[Entries from a dataset of interfaces]
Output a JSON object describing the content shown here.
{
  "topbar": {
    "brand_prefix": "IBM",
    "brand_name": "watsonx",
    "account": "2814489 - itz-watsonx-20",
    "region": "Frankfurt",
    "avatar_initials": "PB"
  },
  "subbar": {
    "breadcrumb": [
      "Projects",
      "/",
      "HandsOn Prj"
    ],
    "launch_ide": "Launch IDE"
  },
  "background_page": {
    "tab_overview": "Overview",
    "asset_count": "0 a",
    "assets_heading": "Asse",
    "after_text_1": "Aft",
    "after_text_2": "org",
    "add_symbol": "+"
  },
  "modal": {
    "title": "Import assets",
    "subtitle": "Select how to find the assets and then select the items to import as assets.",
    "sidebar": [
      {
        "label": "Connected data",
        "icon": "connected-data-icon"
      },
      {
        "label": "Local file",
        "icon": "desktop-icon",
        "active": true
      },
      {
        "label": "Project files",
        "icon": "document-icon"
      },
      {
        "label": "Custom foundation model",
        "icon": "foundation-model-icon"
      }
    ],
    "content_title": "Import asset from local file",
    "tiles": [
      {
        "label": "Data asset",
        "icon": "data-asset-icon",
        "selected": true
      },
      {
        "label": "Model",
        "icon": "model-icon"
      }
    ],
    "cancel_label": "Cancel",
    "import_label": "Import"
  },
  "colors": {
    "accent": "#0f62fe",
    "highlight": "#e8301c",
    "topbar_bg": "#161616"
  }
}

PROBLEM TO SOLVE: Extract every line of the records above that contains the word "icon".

SOLUTION FOR THIS PROBLEM:
        "icon": "connected-data-icon"
        "icon": "desktop-icon",
        "icon": "document-icon"
        "icon": "foundation-model-icon"
        "icon": "data-asset-icon",
        "icon": "model-icon"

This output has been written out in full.